  • In accordance with P.L. 104-66, the USGS provided the latest biennial reports and associated water-level and water-level change maps for the High Plains aquifer (underlying Colorado, Kansas, Nebraska, New Mexico, Oklahoma, South Dakota, Texas, and Wyoming) to Congress.
  • The USGS is monitoring groundwater quality by use of real-time sensors in all parts of the United States and its territories. 
    • In Illinois, one of the big issues is high nitrate concentrations in water, and the USGS deployed real-time nitrate monitors over a period of two years (2017-2019) in both groundwater and nearby surface water to characterize the occurrence of nitrate in the flow system. See this report by Lance Gruhn and William Morrow, released in 2020. 
    • In California, the USGS monitored multiple wells at several depths to evaluate the relations between groundwater and oil resources. The data collected will help resource managers to understand the location of water resources, whether there is evidence of fluids from oil and gas sources in groundwater, and the pathways or processes that contribute to the mingling of water and petroleum resources. See this report by Rhett Everett and others, released in 2020. 
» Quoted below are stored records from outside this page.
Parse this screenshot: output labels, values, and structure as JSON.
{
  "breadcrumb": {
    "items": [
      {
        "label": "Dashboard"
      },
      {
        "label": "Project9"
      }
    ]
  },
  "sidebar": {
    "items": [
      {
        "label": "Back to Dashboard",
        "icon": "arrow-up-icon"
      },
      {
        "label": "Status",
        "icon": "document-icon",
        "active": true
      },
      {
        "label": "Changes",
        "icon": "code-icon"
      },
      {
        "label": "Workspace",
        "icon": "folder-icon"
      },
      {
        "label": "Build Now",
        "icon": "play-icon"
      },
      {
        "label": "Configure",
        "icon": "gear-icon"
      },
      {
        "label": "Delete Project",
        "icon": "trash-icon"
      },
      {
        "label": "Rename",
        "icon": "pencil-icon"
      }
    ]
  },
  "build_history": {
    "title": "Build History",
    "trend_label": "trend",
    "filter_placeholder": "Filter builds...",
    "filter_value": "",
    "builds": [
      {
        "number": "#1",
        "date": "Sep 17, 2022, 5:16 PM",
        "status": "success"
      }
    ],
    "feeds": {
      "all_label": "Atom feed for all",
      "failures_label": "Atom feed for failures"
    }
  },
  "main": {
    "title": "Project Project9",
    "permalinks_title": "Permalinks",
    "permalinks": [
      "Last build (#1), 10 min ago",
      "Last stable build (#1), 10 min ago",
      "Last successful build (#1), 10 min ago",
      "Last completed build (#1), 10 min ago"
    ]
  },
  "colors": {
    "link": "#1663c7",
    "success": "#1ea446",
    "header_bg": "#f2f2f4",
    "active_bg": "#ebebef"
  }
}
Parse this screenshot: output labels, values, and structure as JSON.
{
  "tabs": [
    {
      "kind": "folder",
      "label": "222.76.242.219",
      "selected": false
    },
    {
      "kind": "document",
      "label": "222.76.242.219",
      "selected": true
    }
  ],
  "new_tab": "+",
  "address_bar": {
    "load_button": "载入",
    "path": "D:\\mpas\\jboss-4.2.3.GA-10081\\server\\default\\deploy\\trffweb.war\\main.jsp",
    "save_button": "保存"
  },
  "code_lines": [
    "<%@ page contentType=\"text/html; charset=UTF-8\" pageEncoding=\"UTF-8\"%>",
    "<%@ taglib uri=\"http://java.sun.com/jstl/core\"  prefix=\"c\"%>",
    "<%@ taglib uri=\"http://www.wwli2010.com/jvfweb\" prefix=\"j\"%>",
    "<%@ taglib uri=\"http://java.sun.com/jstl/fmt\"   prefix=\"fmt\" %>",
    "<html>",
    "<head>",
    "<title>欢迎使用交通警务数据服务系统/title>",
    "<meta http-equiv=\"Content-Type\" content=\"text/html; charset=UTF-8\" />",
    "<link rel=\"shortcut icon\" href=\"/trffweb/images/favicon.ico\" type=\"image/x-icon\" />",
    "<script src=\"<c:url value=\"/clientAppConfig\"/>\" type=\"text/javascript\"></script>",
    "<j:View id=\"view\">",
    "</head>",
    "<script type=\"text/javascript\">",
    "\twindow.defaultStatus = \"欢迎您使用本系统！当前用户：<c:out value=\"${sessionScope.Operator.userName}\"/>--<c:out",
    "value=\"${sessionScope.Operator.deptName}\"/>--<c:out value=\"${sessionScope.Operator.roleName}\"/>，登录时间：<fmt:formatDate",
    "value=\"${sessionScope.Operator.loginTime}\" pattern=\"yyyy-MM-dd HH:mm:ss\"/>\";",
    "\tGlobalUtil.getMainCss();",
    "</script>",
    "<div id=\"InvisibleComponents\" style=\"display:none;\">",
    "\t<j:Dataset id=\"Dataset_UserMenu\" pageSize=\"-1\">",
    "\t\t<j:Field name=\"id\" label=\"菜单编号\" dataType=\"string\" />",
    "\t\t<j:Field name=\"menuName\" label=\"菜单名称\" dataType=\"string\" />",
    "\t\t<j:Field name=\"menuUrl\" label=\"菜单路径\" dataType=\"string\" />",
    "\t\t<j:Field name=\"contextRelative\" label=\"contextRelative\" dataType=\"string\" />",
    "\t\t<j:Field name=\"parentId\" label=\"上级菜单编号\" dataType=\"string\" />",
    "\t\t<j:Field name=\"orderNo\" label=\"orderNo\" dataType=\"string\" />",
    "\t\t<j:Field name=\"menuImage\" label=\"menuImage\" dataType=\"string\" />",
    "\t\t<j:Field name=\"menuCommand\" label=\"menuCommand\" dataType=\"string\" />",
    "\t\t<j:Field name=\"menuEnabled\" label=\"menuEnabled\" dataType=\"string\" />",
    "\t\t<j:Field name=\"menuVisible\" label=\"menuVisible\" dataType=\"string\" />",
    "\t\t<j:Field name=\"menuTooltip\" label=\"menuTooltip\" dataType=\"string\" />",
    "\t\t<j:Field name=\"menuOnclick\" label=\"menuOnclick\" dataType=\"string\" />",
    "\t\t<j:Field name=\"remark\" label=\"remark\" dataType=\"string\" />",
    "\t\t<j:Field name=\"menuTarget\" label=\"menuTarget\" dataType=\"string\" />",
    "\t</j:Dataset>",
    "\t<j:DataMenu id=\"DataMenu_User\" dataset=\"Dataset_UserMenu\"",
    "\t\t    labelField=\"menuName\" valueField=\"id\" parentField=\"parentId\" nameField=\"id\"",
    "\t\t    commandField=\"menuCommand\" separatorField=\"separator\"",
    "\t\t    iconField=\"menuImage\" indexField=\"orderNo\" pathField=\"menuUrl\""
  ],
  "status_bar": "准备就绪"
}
Additional groundwater monitoring efforts by the USGS include:


Stakeholder Quotes

“The National Groundwater Monitoring Program has allowed NH Geological Survey to provide New Hampshire’s Drought Management team better support for decision making.”
Gregory Barker, New Hampshire Geological Survey

“NGWMN funding helps ensure that Maryland will have reliable and accurate groundwater-level monitoring into the foreseeable future.” 
Andrew Staley, Maryland Geological Survey, Department of Natural Resources

“Participation in the NGWMN has significantly improved our network and our ability to disseminate groundwater data to the public.”
Brooke Czwartacki, South Carolina Department of Natural Resource

“Participation in the NGWMN allows the Montana Bureau of Mines and Geology to leverage limited state funds to upgrade monitoring infrastructure and improve the integrity of monitoring sites thereby improving the quality of data provided.”
John LaFave, Montana Bureau of Mines and Geology